FEATHERS GOT RUFFLED last year when a $120,000 Canadian government grant helped secure the world’s largest rubber duck as an attraction for a summertime waterfront festival in Toronto. The duck was about 60 feet tall and weighed some 30,000 pounds. Organizers said they hoped visitors would “flock” to see the duck. And they did, with the colossal cutie drawing about 750,000 attendees, creating a $7.6 million economic impact — and showing once again that people love any excuse to celebrate summer on the waterfront. ¶ The crowd-pleasing lobster alone will be headlining more than a few waterfront festivals this summer in areas within walking distance of marinas, including Rockland Harbor, Maine; Cape Cod, Massachusetts; Bradley Beach, New Jersey; Key West, Florida; and Redondo Beach, California. ¶ Music festivals also jam…

2 min
essence of strength

READERS OF THIS MAGAZINE may not know the name Kristian Arens but will certainly have heard of Redman Whiteley Dixon, the U.K.-based yacht design firm where Arens works as an exterior designer. ¶ Similarly, the name Clive Johnson may sound new, but his work includes delivering advanced composite products such as the free-standing masts aboard the 468-foot Nobiskrug sailing yacht A. ¶ Together, Arens and Johnson have created Essence of Strength, a company dedicated to creating carbon-composite furniture that seems to defy gravity. The team starts with simple structural forms and contrasts them with luxury materials, creating pieces that can be bespoke, limited edition or semicustom. ¶ And while most furniture-makers offer their creations for commercial or residential use, Essence of Strength does those things while also specifically designing for…

1 min
true rib

THE ARGOS NAUTIC 396 stands out among similar-size RIBs for two reasons. One is her interior volume. The 13-foot-6-inch-long RIB has a beam of 6 feet 8 inches, creating legroom for as many as five people, more than can fit comfortably aboard some other boats of this length. The second reason is her myriad options. Owners can choose colors, textures and finishes, including those that match the little boat to the 70- to 100-foot yachts this tender is designed to service. Power is a 40 to 70 hp outboard. • Whom It’s For: The 396 is a logical choice for the owner who wants some bespoke options aboard a davit-ready RIB that can fit the whole family. • Picture This: You’re anchored just off Stocking Island in the Exumas region…

5 min
on even keel

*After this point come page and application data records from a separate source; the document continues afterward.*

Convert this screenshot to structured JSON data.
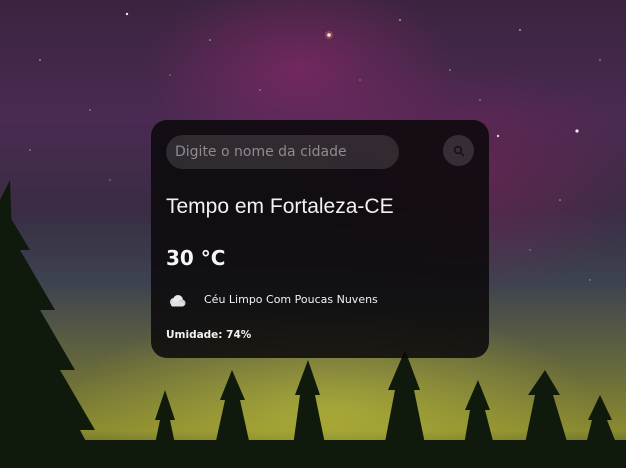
{
  "search": {
    "placeholder": "Digite o nome da cidade",
    "value": "",
    "button_icon": "search-icon"
  },
  "weather": {
    "title": "Tempo em Fortaleza-CE",
    "temperature": "30 °C",
    "icon": "partly-cloudy-icon",
    "description": "Céu Limpo Com Poucas Nuvens",
    "humidity": "Umidade: 74%"
  },
  "colors": {
    "card_background": "#0a080a",
    "text": "#ffffff",
    "input_background": "#4a444a",
    "placeholder": "#8f8a90"
  }
}
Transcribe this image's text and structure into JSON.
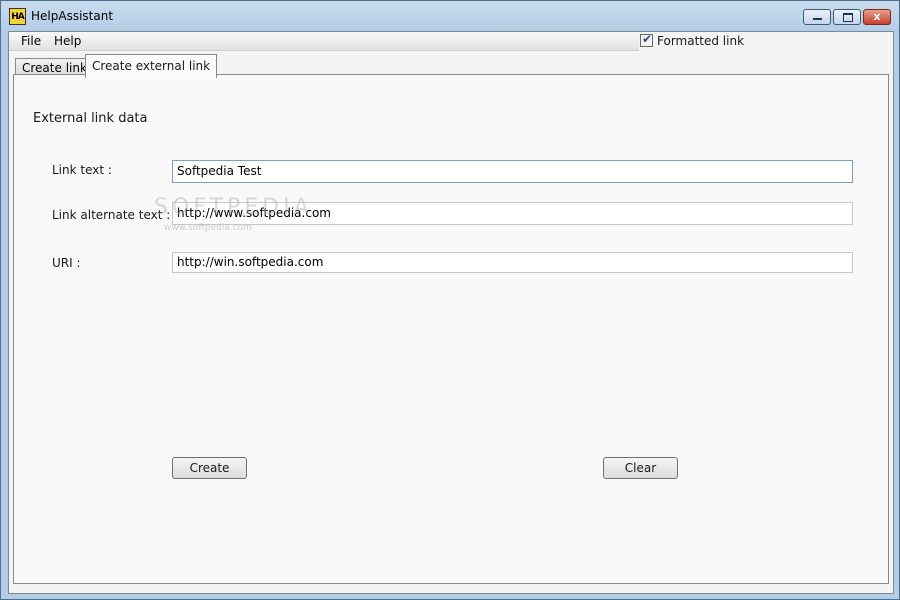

A STEADY 15-PLUS-KNOT BREEZE turned the Pacific Ocean off Newport Beach, California, into swell city. White-topped 3- to 5-footers greeted the bow of our 60-foot Bertram convertible, and with malice. In the trough, the vessel swayed from chine to chine like a pendulum. Standing up was a challenge. For those prone to mal de mar, it was a good day to be watching from the beach. ¶ That is, unless your yacht had stabilization with serious roll-stopping power. ¶ My Bertram was retrofitted with Side-Power Vector Fin stabilizers that worked equally well when the boat was at rest or underway, at all speeds. With the press of a button, the curved fins engaged, with their fishlike tails flanging out at the bottom. Articulating across a 70-degree arc (which is adjustable…

3 min
go boldly

THE PARDO 43 IS AS SUBTLE as a chartreuse Lamborghini Aventador cruising Miami’s South Beach. From its reversed axe bow to its black carbon-fiber hardtop, this sport boat bursts with Italian machismo. ¶ But the Pardo 43 has a softer side too, starting with three cushy helm seats that are reminiscent of the Lambo’s, and continuing through the interior, which is finished with fine details that include stitched-leather drawer pulls. ¶ A walkaround encircles the cabin house — which is so low, it’s barely visible from abeam — and leads from the bow sun pad to the transom platform, passing a dinette that can be reconfigured into forward facing seats. An optional foldout “terrace” adds more deck space, and engraved popup cleats keep the deck clear when not in use.…